Let YeX.

Xg?1 (y)log Y? dx(1/y)dy.

FUNCTIONS OF CONTINUOUS RANDOM VARIABLE

- Example Let X have the density

Let YX2. Find the pdf of Y.

THE PROBABILITY INTEGRAL TRANSFORMATION

- Let X have continuous cdf FX(x) and define the rv

Y as YFX(x). Then, Y is uniformly distributed on

(0,1), that is, - P(Y ? y) y, 0ltylt1.
- This is very commonly used, especially in random

number generation procedures.

Example 1

- Generate random numbers from X Exp(1/?) if you

only have numbers from Uniform(0,1).

Example 2
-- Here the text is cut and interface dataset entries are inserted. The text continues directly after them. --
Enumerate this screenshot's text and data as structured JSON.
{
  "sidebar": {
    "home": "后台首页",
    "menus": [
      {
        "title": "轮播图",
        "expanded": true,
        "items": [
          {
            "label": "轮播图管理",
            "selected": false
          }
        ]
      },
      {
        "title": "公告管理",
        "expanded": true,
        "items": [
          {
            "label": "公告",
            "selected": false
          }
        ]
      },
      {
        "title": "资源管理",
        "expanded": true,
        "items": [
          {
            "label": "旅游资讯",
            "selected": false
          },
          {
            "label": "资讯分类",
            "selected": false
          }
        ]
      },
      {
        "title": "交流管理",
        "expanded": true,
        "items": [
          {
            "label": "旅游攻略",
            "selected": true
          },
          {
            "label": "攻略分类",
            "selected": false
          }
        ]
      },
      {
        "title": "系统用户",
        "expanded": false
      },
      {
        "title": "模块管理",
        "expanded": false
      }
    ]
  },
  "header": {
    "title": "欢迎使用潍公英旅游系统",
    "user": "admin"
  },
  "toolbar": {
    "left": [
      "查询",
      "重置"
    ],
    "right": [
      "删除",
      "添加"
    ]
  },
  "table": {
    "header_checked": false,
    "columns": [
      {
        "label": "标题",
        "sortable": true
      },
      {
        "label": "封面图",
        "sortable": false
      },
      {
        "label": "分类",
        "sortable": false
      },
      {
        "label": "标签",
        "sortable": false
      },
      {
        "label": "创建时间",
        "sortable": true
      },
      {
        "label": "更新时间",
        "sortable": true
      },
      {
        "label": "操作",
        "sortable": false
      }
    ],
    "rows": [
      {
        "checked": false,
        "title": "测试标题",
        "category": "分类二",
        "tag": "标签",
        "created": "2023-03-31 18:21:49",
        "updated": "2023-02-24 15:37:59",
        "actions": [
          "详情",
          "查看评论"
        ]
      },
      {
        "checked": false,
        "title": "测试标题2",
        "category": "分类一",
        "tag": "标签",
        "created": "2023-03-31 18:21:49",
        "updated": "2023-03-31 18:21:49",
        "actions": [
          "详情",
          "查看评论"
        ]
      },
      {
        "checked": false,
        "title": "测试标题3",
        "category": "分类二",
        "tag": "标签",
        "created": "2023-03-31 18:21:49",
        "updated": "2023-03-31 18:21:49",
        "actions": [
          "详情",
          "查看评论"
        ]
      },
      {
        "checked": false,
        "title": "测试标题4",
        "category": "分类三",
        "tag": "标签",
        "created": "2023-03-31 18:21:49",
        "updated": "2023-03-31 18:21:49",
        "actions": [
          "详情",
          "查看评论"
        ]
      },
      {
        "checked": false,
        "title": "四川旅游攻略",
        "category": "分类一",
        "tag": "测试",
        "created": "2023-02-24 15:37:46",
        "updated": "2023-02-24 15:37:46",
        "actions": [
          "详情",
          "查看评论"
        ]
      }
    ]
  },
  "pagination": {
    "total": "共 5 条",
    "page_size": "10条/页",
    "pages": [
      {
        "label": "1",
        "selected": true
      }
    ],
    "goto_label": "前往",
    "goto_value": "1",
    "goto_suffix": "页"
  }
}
- Generate random numbers from the distribution of

X(1)min(X1,X2,,Xn) if X Exp(1/?) if you only

have numbers from Uniform(0,1).

Example 3

- Generate random numbers from the following

distribution

CDF method

- Example Let
- Consider . What is the p.d.f. of Y?
- Solution

CDF method

- Example Consider a continuous r.v. X, and YX².

Find p.d.f. of Y. - Solution

TRANSFORMATION OF FUNCTION OF TWO OR MORE RANDOM

VARIABLES

- BIVARIATE TRANSFORMATIONS

DISCRETE CASE

- Let X1 and X2 be a bivariate random vector with a

known probability distribution function. Consider

a new bivariate random vector (U, V) defined by

Ug1(X1, X2) and Vg2(X1, X2) where g1(X1, X2)

and g2(X1, X2) are some functions of X1 and X2 .

DISCRETE CASE

- If B is any subset of ?2, then (U,V)?B iff

(X1,X2)?A where - Then, Pr(U,V)?BPr(X1,X2)?A and probability

distribution of (U,V) is completely determined by

the probability distribution of (X1,X2). Then,

the joint pmf of (U,V) is

EXAMPLE

- Let X1 and X2 be independent Poisson distribution

random variables with parameters ?1 and ?2. Find

the distribution of UX1X2.

CONTINUOUS CASE

- Let X(X1, X2, , Xn) have a continuous joint

distribution for which its joint pdf is f, and

consider the joint pdf of new random variables

Y1, Y2,, Yk defined as

CONTINUOUS CASE

- If the transformation T is one-to-one and onto,

then there is no problem of determining the

inverse transformation. A??n and B??kn, then

TA?B. T-1(B)A. It follows that there is a

one-to-one correspondence between the points

(y1, y2,,yk) in B and the points (x1, x2,,xn)

in A. Therefore, for (y1, y2,,yk)?B we can

invert the equation in () and obtain new

equation as follows

CONTINUOUS CASE

- Assuming that the partial derivatives

exist at every point (y1, y2,,ykn)?B.

Under these assumptions, we have the following

determinant J

CONTINUOUS CASE

- called as the Jacobian of the transformation

specified by (). Then, the joint pdf of Y1,

Y2,,Yk can be obtained by using the change of

variable technique of multiple variables.

CONTINUOUS CASE

- As a result, the function g is defined as follows

Example

- Recall that I claimed Let X1,X2,,Xn be

independent rvs with XiGamma(?i, ?). Then, - Prove this for n2 (for simplicity).

M.G.F. Method

- If X1,X2,,Xn are independent random variables

with MGFs Mxi (t), then the MGF of is

Example

- Recall that I claimed Let X1,X2,,Xn be

independent rvs with XiGamma(?i, ?). Then, - We proved this with transformation technique for

n2. - Now, prove this for general n.

Example

- Recall that I claimed
- Lets prove this.

More Examples on Transformations

- Example 1
- Recall the relationship
- If , then XN(? , ?2)
- Lets prove this.

Example 2

- Recall that I claimed
- Let X be an rv with XN(0, 1). Then,

Lets prove this.

Example 3

Recall that I claimed

- If X and Y have independent N(0,1) distribution,

then ZX/Y has a Cauchy distribution with ?0 and

s1.

Recall the p.d.f. of Cauchy distribution

Lets prove this claim.

Example 4

- See Examples 6.3.12 and 6.3.13 in Bain and

Engelhardt (pages 207 208 in 2nd edition). This

is an example of two different transformations - In Example 6.3.12 In Example 6.3.13

X1 X2 Exp(1) Y1X1-X2 Y2X1X2

X1 X2 Exp(1) Y1X1 Y2X1X2

Example 5

- Let X1 and X2 are independent with N(µ1,s²1) and

N(µ2,s²2), respectively. Find the p.d.f. of

YX1-X2.

Example 6

- Let XN(? , ?2) and Yexp(X). Find the p.d.f. of

Y.